Step 1. To free your pump from vane lock you can first, take a dead blow hammer, or a block of wood and a steel hammer, and give the cast iron end plate three hard hits. Do not use a rubber mallet, it has to much bounce to be effective. See fig. 1 & 2
Step 2. Turn the pump on, if it does not run repeat step 1 while the pump is on and trying to run. Do this quickly to prevent the pump from tripping into thermal overload.
Step 3. If the pump starts to run from either step 1 or 2, put the pump aside and let it to run for two hours nonstop disconnected from the bag. This will help the pump to clean out any corrosion build up.
Step 3A. You may still be able to start the pump without disassembly by jumping to step 6 and loosening these bolts with the motor in place. Do not unbolt the pump from its base at this time. Loosen the six bolts and then finger tighten them. This step removes some pressure from the vacuum chamber. Now repeat step 2.
Step 4. If the pump still does not run the vacuum chamber will need to be manually cleaned. Disconnect the back check valve located in the intake hose, give it a one quarter turn and separate the two halves, see fig. 3, 4, & 5. Be aware that there is an o-ring in the base of each half of the back check valve housing. Be sure not to lose this o-ring or the pump will not operate properly when reassembled. If you are working on the 5cfm pump this back check valve is located on the aluminum block mounted to the inside back of the pump.
Step 5. Unbolt the pump from it base. There are two bolts on each side of the pump. Once the pump is unbolted turn it sideways. See fig. 6 & 7.
Step 6. Next, remove the cast iron end plate by unbolting the six bolts that hold it on. See fig. 8 & 9.
Step 7. You will now be looking into the vacuum chamber. Remove the tin housing. See fig. 10 & 11.
Step 8. There are four slots in the rotor with a carbon vane in each slot. Remove these vanes. Some pumps that have more corrosion may require prying to get the vanes out. Be careful not to break them as they are somewhat brittle. See fig. 12

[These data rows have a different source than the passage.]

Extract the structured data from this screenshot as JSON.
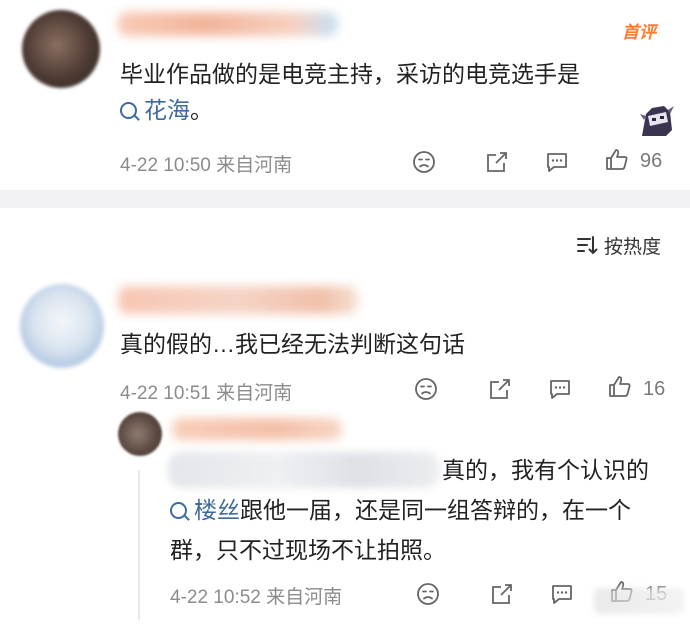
{
  "comment1": {
    "badge": "首评",
    "text_before_link": "毕业作品做的是电竞主持，采访的电竞选手是",
    "link_text": "花海",
    "text_after_link": "。",
    "meta": "4-22 10:50 来自河南",
    "like_count": "96"
  },
  "sort": {
    "label": "按热度"
  },
  "comment2": {
    "text": "真的假的…我已经无法判断这句话",
    "meta": "4-22 10:51 来自河南",
    "like_count": "16"
  },
  "reply1": {
    "text_start": "真的，我有个认识的",
    "link_text": "楼丝",
    "text_rest": "跟他一届，还是同一组答辩的，在一个群，只不过现场不让拍照。",
    "meta": "4-22 10:52 来自河南",
    "like_count": "15"
  },
  "colors": {
    "badge": "#ff7b33",
    "link": "#3f6a9c",
    "meta": "#8c8c8c",
    "divider": "#f2f2f4"
  },
  "icons": [
    "emoji-icon",
    "share-icon",
    "comment-icon",
    "like-icon",
    "sort-icon",
    "search-icon"
  ]
}
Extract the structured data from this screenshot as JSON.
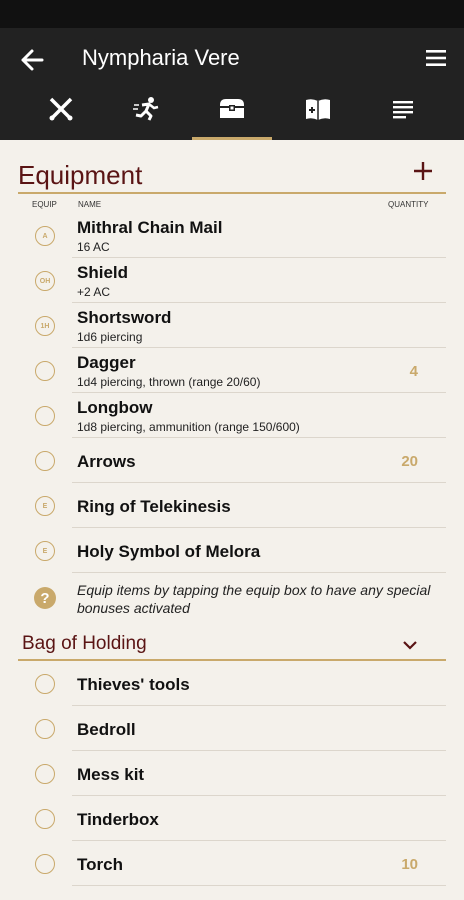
{
  "app": {
    "title": "Nympharia Vere"
  },
  "tabs": [
    {
      "name": "combat-tab",
      "icon": "crossed-swords-icon"
    },
    {
      "name": "skills-tab",
      "icon": "running-icon"
    },
    {
      "name": "inventory-tab",
      "icon": "chest-icon"
    },
    {
      "name": "spells-tab",
      "icon": "spellbook-icon"
    },
    {
      "name": "notes-tab",
      "icon": "notes-icon"
    }
  ],
  "equipment": {
    "title": "Equipment",
    "col_equip": "EQUIP",
    "col_name": "NAME",
    "col_quantity": "QUANTITY",
    "items": [
      {
        "badge": "A",
        "name": "Mithral Chain Mail",
        "sub": "16 AC",
        "qty": ""
      },
      {
        "badge": "OH",
        "name": "Shield",
        "sub": "+2 AC",
        "qty": ""
      },
      {
        "badge": "1H",
        "name": "Shortsword",
        "sub": "1d6 piercing",
        "qty": ""
      },
      {
        "badge": "",
        "name": "Dagger",
        "sub": "1d4 piercing, thrown (range 20/60)",
        "qty": "4"
      },
      {
        "badge": "",
        "name": "Longbow",
        "sub": "1d8 piercing, ammunition (range 150/600)",
        "qty": ""
      },
      {
        "badge": "",
        "name": "Arrows",
        "sub": "",
        "qty": "20"
      },
      {
        "badge": "E",
        "name": "Ring of Telekinesis",
        "sub": "",
        "qty": ""
      },
      {
        "badge": "E",
        "name": "Holy Symbol of Melora",
        "sub": "",
        "qty": ""
      }
    ],
    "hint": "Equip items by tapping the equip box to have any special bonuses activated"
  },
  "bag": {
    "title": "Bag of Holding",
    "items": [
      {
        "name": "Thieves' tools",
        "qty": ""
      },
      {
        "name": "Bedroll",
        "qty": ""
      },
      {
        "name": "Mess kit",
        "qty": ""
      },
      {
        "name": "Tinderbox",
        "qty": ""
      },
      {
        "name": "Torch",
        "qty": "10"
      }
    ]
  },
  "colors": {
    "accent": "#c9a96b",
    "header": "#5a1414",
    "appbar": "#222222"
  }
}
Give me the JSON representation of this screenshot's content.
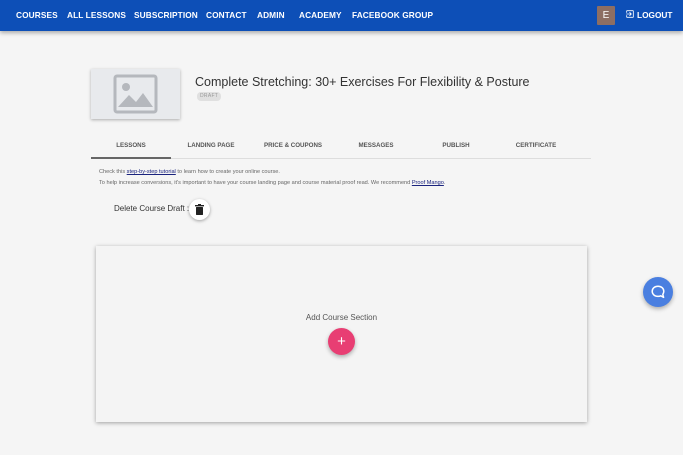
{
  "nav": {
    "items": [
      {
        "label": "COURSES"
      },
      {
        "label": "ALL LESSONS"
      },
      {
        "label": "SUBSCRIPTION"
      },
      {
        "label": "CONTACT"
      },
      {
        "label": "ADMIN"
      },
      {
        "label": "ACADEMY"
      },
      {
        "label": "FACEBOOK GROUP"
      }
    ],
    "avatar_initial": "E",
    "logout_label": "LOGOUT"
  },
  "course": {
    "title": "Complete Stretching: 30+ Exercises For Flexibility & Posture",
    "status_badge": "DRAFT",
    "thumbnail_icon": "image-placeholder-icon"
  },
  "tabs": [
    {
      "label": "LESSONS",
      "active": true
    },
    {
      "label": "LANDING PAGE",
      "active": false
    },
    {
      "label": "PRICE & COUPONS",
      "active": false
    },
    {
      "label": "MESSAGES",
      "active": false
    },
    {
      "label": "PUBLISH",
      "active": false
    },
    {
      "label": "CERTIFICATE",
      "active": false
    }
  ],
  "info": {
    "line1_prefix": "Check this ",
    "line1_link": "step-by-step tutorial",
    "line1_suffix": " to learn how to create your online course.",
    "line2_prefix": "To help increase conversions, it's important to have your course landing page and course material proof read. We recommend ",
    "line2_link": "Proof Mango",
    "line2_suffix": "."
  },
  "delete_draft": {
    "label": "Delete Course Draft :",
    "icon": "trash-icon"
  },
  "section": {
    "add_label": "Add Course Section",
    "add_button_glyph": "+"
  },
  "colors": {
    "navbar": "#0d4fb7",
    "add_button": "#e83e73",
    "chat_button": "#4a7fe0",
    "avatar": "#8d6e63"
  }
}
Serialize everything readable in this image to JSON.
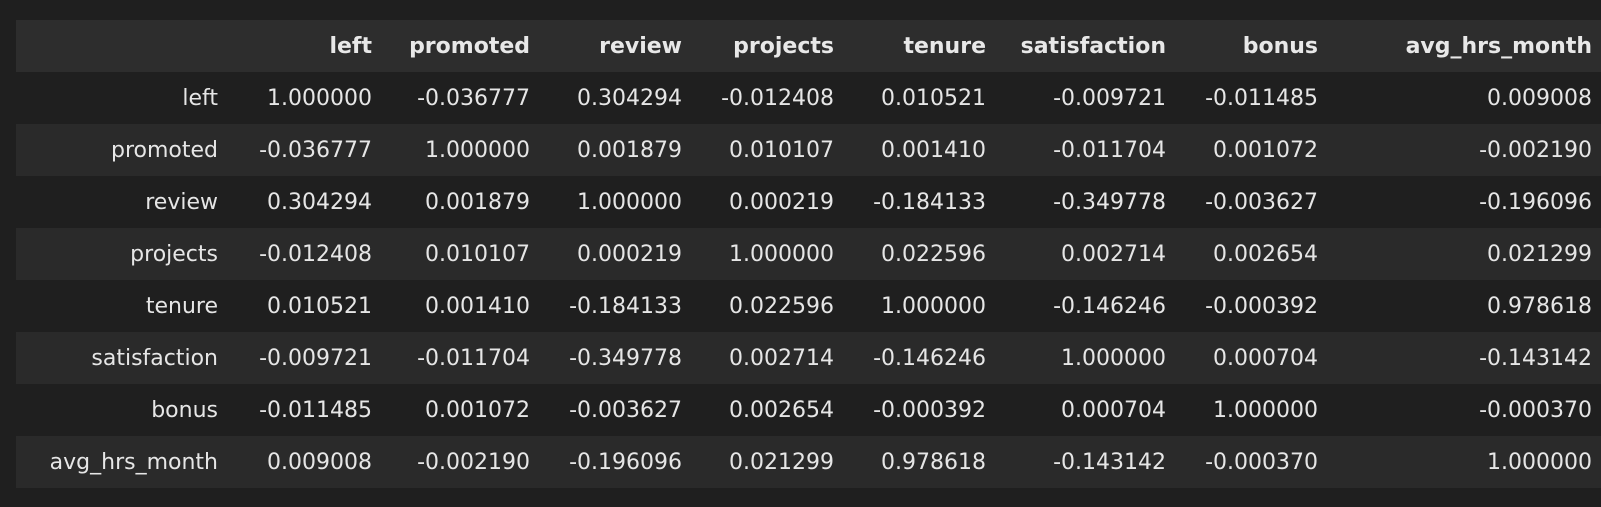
{
  "table": {
    "index_header": "",
    "columns": [
      "left",
      "promoted",
      "review",
      "projects",
      "tenure",
      "satisfaction",
      "bonus",
      "avg_hrs_month"
    ],
    "rows": [
      {
        "label": "left",
        "values": [
          "1.000000",
          "-0.036777",
          "0.304294",
          "-0.012408",
          "0.010521",
          "-0.009721",
          "-0.011485",
          "0.009008"
        ]
      },
      {
        "label": "promoted",
        "values": [
          "-0.036777",
          "1.000000",
          "0.001879",
          "0.010107",
          "0.001410",
          "-0.011704",
          "0.001072",
          "-0.002190"
        ]
      },
      {
        "label": "review",
        "values": [
          "0.304294",
          "0.001879",
          "1.000000",
          "0.000219",
          "-0.184133",
          "-0.349778",
          "-0.003627",
          "-0.196096"
        ]
      },
      {
        "label": "projects",
        "values": [
          "-0.012408",
          "0.010107",
          "0.000219",
          "1.000000",
          "0.022596",
          "0.002714",
          "0.002654",
          "0.021299"
        ]
      },
      {
        "label": "tenure",
        "values": [
          "0.010521",
          "0.001410",
          "-0.184133",
          "0.022596",
          "1.000000",
          "-0.146246",
          "-0.000392",
          "0.978618"
        ]
      },
      {
        "label": "satisfaction",
        "values": [
          "-0.009721",
          "-0.011704",
          "-0.349778",
          "0.002714",
          "-0.146246",
          "1.000000",
          "0.000704",
          "-0.143142"
        ]
      },
      {
        "label": "bonus",
        "values": [
          "-0.011485",
          "0.001072",
          "-0.003627",
          "0.002654",
          "-0.000392",
          "0.000704",
          "1.000000",
          "-0.000370"
        ]
      },
      {
        "label": "avg_hrs_month",
        "values": [
          "0.009008",
          "-0.002190",
          "-0.196096",
          "0.021299",
          "0.978618",
          "-0.143142",
          "-0.000370",
          "1.000000"
        ]
      }
    ]
  }
}
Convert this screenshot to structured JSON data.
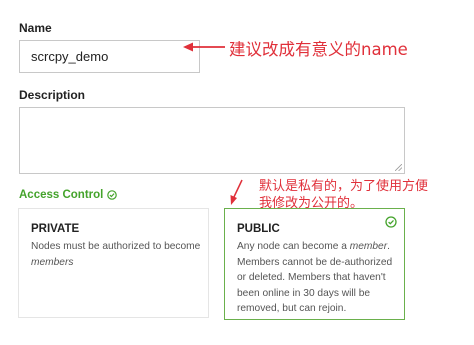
{
  "form": {
    "name_label": "Name",
    "name_value": "scrcpy_demo",
    "description_label": "Description",
    "description_value": "",
    "access_control_label": "Access Control"
  },
  "access_options": [
    {
      "title": "PRIVATE",
      "desc_pre": "Nodes must be authorized to become ",
      "desc_em": "members",
      "desc_post": "",
      "selected": false
    },
    {
      "title": "PUBLIC",
      "desc_pre": "Any node can become a ",
      "desc_em": "member",
      "desc_post": ". Members cannot be de-authorized or deleted. Members that haven't been online in 30 days will be removed, but can rejoin.",
      "selected": true
    }
  ],
  "annotations": {
    "name_note": "建议改成有意义的name",
    "access_note_line1": "默认是私有的，为了使用方便",
    "access_note_line2": "我修改为公开的。"
  },
  "colors": {
    "accent_green": "#44a32b",
    "annotation_red": "#e0303a"
  },
  "icons": {
    "access_control": "check-circle-icon",
    "public_selected": "check-circle-icon"
  }
}
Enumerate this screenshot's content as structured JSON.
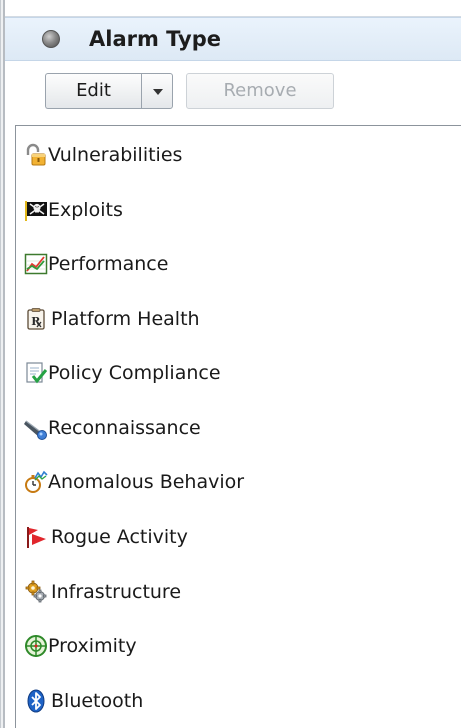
{
  "panel": {
    "title": "Alarm Type"
  },
  "toolbar": {
    "edit_label": "Edit",
    "remove_label": "Remove"
  },
  "alarm_types": [
    {
      "label": "Vulnerabilities",
      "icon": "padlock-icon"
    },
    {
      "label": "Exploits",
      "icon": "skull-flag-icon"
    },
    {
      "label": "Performance",
      "icon": "line-chart-icon"
    },
    {
      "label": "Platform Health",
      "icon": "prescription-icon"
    },
    {
      "label": "Policy Compliance",
      "icon": "document-check-icon"
    },
    {
      "label": "Reconnaissance",
      "icon": "telescope-icon"
    },
    {
      "label": "Anomalous Behavior",
      "icon": "stopwatch-chart-icon"
    },
    {
      "label": "Rogue Activity",
      "icon": "red-flag-icon"
    },
    {
      "label": "Infrastructure",
      "icon": "gears-icon"
    },
    {
      "label": "Proximity",
      "icon": "crosshair-icon"
    },
    {
      "label": "Bluetooth",
      "icon": "bluetooth-icon"
    }
  ],
  "colors": {
    "header_bg": "#e3eef9",
    "disabled_text": "#a7acb1"
  }
}
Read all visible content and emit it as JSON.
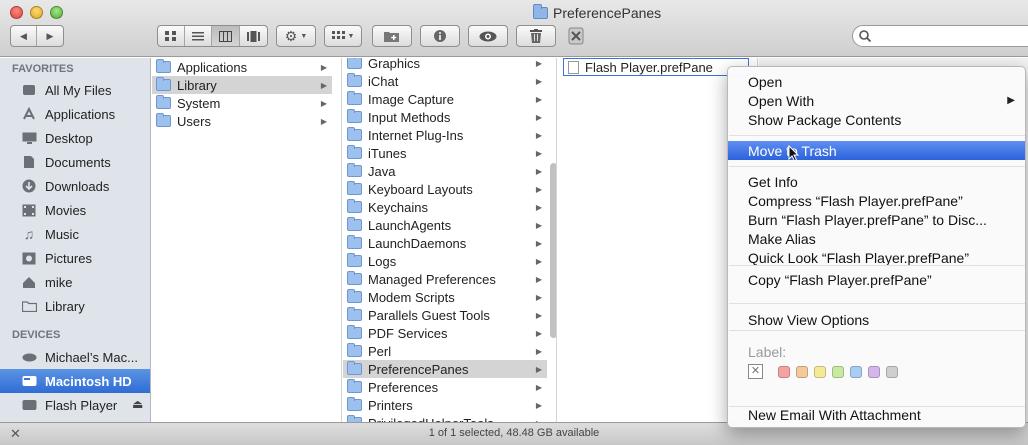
{
  "window": {
    "title": "PreferencePanes"
  },
  "toolbar": {
    "back_glyph": "◀",
    "forward_glyph": "▶",
    "view_icons": [
      "icon-view-icon",
      "list-view-icon",
      "column-view-icon",
      "coverflow-view-icon"
    ],
    "active_view": "column-view"
  },
  "sidebar": {
    "favorites_header": "FAVORITES",
    "devices_header": "DEVICES",
    "favorites": [
      {
        "label": "All My Files",
        "icon": "all-files-icon"
      },
      {
        "label": "Applications",
        "icon": "applications-icon"
      },
      {
        "label": "Desktop",
        "icon": "desktop-icon"
      },
      {
        "label": "Documents",
        "icon": "documents-icon"
      },
      {
        "label": "Downloads",
        "icon": "downloads-icon"
      },
      {
        "label": "Movies",
        "icon": "movies-icon"
      },
      {
        "label": "Music",
        "icon": "music-icon"
      },
      {
        "label": "Pictures",
        "icon": "pictures-icon"
      },
      {
        "label": "mike",
        "icon": "home-icon"
      },
      {
        "label": "Library",
        "icon": "folder-icon"
      }
    ],
    "devices": [
      {
        "label": "Michael’s Mac...",
        "icon": "computer-icon"
      },
      {
        "label": "Macintosh HD",
        "icon": "hard-drive-icon",
        "selected": true
      },
      {
        "label": "Flash Player",
        "icon": "disk-image-icon"
      }
    ]
  },
  "column1": {
    "items": [
      "Applications",
      "Library",
      "System",
      "Users"
    ],
    "selected_index": 1
  },
  "column2": {
    "items": [
      "Graphics",
      "iChat",
      "Image Capture",
      "Input Methods",
      "Internet Plug-Ins",
      "iTunes",
      "Java",
      "Keyboard Layouts",
      "Keychains",
      "LaunchAgents",
      "LaunchDaemons",
      "Logs",
      "Managed Preferences",
      "Modem Scripts",
      "Parallels Guest Tools",
      "PDF Services",
      "Perl",
      "PreferencePanes",
      "Preferences",
      "Printers",
      "PrivilegedHelperTools"
    ],
    "selected_index": 17
  },
  "column3": {
    "items": [
      "Flash Player.prefPane"
    ]
  },
  "context_menu": {
    "groups": [
      [
        "Open",
        "Open With",
        "Show Package Contents"
      ],
      [
        "Move to Trash"
      ],
      [
        "Get Info",
        "Compress “Flash Player.prefPane”",
        "Burn “Flash Player.prefPane” to Disc...",
        "Make Alias",
        "Quick Look “Flash Player.prefPane”"
      ],
      [
        "Copy “Flash Player.prefPane”"
      ],
      [
        "Show View Options"
      ]
    ],
    "highlighted": "Move to Trash",
    "label_heading": "Label:",
    "label_colors": [
      "#f3a3a3",
      "#f6c99a",
      "#f3ea98",
      "#c8e9a0",
      "#a9cdf3",
      "#d3b6ec",
      "#cfcfcf"
    ],
    "new_email": "New Email With Attachment"
  },
  "status": {
    "text": "1 of 1 selected, 48.48 GB available"
  },
  "colors": {
    "selection_blue": "#3a74d9",
    "sidebar_bg": "#dfe4ea"
  }
}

Step 9. Next, remove the chamber itself by unbolting the two recessed allen bolts. One on the top and one on the bottom of the chamber. See fig 13 & 14.
Step 10. Now that the vacuum chamber is completely disassembled, (the rotor itself cannot be removed). The corrosion needs to be removed from all surfaces that make up the chamber. Use 400grit sand paper. Do not use any oil with the sand paper, only dry sanding. Sand until all corrosion is removed and the steel is clean. See fig. 15, 16, 17, 18 & 19.
Step 11. With all parts of the chamber sanded back to bare steel you can start the re-assembly process. The first step is to bolt the chamber back on using the two recessed allen bolts. The rotor and chamber are suppose to come as close as possible to each other without touching to achieve maximum vacuum. Take a piece of paper and place it on the top of the rotor. Next, set the chamber in place so it is resting on this piece of paper. Lightly tighten the allen bolts and then remove the paper shim. Hand turn the rotor to be sure it is not touching the chamber. If you have the proper clearance then finish tightening the allen bolts. See fig. 20.
Step 12. To reassemble the pump follow steps 8 thru 4 in reverse order.
Step 13. Once the pump is completely reassembled allow it to run nonstop for 2 hours, disconnected from the bag to re-seat the vanes and impregnate the cast iron with carbon dust. Your pump should now be ready to run. If you live in a high humidity area, we recommend repeating this 2 hour run time three times a year as a general maintenance procedure.